Current penalties and cap include[2]:

  • Penalty amount: $100 to $50,000 or more per violation
  • Calendar year cap: $1,500,000

A penalty will not be imposed for violations in certain circumstances, such as if[2]:

  1. the failure to comply was not due to willful neglect, and was corrected during a 30-day period after the entity knew or should have known the failure to comply had occurred (unless the period is extended at the discretion of OCR); or
  2. the Department of Justice has imposed a criminal penalty for the failure to comply.

Additionally, OCR has the option to reduce a penalty if the failure to comply was due to reasonable cause and the penalty would be excessive given the nature and extent of the noncompliance. Before OCR imposes a penalty, it will notify the covered entity and provide the them with an opportunity to submit written evidence of those circumstances that would reduce or avoid a penalty. This evidence must be submitted to OCR within 30 days of receipt of the notice. In addition, if OCR states that it intends to impose a penalty, a covered entity has the right to request an administrative hearing to appeal the proposed penalty.[2]

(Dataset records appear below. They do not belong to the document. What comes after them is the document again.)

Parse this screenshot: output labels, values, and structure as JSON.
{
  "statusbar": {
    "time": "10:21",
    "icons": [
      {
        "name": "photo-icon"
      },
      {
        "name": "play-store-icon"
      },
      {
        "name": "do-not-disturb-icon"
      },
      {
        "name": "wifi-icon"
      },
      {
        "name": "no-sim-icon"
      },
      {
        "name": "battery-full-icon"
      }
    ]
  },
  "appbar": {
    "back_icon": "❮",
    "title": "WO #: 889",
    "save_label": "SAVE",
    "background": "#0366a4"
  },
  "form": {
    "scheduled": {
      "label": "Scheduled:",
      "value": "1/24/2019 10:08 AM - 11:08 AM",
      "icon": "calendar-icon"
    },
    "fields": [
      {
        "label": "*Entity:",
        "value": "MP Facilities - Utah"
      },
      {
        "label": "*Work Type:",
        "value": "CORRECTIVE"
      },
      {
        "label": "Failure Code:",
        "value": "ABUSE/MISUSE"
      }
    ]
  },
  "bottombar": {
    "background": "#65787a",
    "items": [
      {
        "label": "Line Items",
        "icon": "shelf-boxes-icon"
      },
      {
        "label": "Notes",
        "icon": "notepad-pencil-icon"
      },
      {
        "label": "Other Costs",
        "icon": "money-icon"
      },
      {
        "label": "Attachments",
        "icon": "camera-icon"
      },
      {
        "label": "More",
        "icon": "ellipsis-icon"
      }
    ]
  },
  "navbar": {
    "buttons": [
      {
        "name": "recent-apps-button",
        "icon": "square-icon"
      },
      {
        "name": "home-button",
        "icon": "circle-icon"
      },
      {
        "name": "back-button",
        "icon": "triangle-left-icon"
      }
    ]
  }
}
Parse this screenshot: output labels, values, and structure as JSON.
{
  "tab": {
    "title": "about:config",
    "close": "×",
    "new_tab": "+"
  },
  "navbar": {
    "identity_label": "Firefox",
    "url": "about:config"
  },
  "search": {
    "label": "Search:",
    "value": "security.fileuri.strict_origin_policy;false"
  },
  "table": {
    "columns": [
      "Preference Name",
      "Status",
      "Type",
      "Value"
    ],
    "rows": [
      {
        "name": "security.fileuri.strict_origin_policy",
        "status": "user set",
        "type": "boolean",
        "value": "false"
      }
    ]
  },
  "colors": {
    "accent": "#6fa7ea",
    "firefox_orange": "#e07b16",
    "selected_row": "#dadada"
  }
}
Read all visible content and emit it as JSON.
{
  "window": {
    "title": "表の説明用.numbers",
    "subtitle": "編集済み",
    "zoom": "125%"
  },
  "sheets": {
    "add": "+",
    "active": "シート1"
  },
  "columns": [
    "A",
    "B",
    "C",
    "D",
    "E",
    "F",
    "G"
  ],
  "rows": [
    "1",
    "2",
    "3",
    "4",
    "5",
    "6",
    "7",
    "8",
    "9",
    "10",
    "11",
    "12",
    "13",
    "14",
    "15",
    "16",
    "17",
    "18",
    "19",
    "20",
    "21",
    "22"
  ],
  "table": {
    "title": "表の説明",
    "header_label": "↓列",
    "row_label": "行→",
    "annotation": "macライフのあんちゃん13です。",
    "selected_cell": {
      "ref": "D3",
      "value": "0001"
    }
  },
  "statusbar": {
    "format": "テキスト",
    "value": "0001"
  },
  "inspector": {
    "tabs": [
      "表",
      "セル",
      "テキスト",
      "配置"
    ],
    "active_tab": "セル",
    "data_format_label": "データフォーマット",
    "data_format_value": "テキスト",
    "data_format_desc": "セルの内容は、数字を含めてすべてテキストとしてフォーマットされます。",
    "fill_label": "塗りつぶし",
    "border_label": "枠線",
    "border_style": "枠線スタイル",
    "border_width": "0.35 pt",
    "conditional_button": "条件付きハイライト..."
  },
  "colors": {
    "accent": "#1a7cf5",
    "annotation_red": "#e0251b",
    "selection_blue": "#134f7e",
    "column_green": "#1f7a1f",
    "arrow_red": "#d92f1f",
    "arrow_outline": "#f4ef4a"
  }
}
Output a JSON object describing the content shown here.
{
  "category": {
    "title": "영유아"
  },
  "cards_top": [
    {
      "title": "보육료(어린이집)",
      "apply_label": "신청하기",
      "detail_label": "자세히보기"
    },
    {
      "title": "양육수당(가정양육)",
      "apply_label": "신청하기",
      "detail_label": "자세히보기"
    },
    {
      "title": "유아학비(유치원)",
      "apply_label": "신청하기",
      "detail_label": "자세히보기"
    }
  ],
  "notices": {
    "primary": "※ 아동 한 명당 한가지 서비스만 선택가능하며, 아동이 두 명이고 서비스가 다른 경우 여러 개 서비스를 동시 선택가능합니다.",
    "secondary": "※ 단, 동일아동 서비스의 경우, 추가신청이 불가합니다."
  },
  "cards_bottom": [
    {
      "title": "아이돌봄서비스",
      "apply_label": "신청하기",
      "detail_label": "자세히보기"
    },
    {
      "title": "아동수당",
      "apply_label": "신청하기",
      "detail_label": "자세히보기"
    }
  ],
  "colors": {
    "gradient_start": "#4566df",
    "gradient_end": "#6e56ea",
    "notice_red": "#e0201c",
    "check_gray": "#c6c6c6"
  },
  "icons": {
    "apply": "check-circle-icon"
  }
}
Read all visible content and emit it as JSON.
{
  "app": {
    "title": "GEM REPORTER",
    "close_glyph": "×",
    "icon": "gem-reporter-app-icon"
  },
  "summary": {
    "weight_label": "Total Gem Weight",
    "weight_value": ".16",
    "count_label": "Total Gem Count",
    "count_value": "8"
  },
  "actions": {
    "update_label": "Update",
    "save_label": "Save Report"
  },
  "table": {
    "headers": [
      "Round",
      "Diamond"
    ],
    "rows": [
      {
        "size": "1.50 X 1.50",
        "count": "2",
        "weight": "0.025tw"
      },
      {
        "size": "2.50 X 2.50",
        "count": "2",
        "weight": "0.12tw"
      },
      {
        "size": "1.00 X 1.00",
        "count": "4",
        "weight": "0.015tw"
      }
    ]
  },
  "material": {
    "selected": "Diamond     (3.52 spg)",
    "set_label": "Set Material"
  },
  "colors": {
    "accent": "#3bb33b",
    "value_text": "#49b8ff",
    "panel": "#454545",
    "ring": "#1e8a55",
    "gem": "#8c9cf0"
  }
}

Criminal penalties

A person who knowingly obtains or discloses individually identifiable health information in violation of the Privacy Rule may face a criminal penalty of up to $50,000 and up to one-year imprisonment. The criminal penalties increase to $100,000 and up to five years imprisonment if the wrongful conduct involves false pretenses, and to $250,000 and up to 10 years imprisonment if the wrongful conduct involves the intent to sell, transfer or use identifiable health information for commercial advantage, personal gain or malicious harm. The Department of Justice is responsible for criminal prosecutions under the Privacy Rule.[2][3]


  1. 1.0 1.1 1.2 1.3 1.4 1.5 Office for Civil Rights (6 November 2015). "What do the HIPAA Privacy and Security Rules require of covered entities when they dispose of protected health information?". U.S. Department of Health & Human Services. Retrieved 10 February 2022. 
  2. 2.0 2.1 2.2 2.3 2.4 Office for Civil Rights (26 July 2013). "Summary of the HIPAA Privacy Rule". United States Department of Health and Human Services. Retrieved 09 February 2022. 
  3. Office for Civil Rights (26 July 2013). "Summary of the HIPAA Security Rule". U.S. Department of Health and Human Services. Retrieved 10 February 2022. 

Citation for this section

Title: HIPAA Compliance: An Introduction - Additional compliance guidance

Author for citation: Alan Vaughan, with editorial modifications by Shawn Douglas

License for content: Creative Commons Attribution-ShareAlike 4.0 International

Publication date: Originally published June 2016; compiled and lightly edited February 2022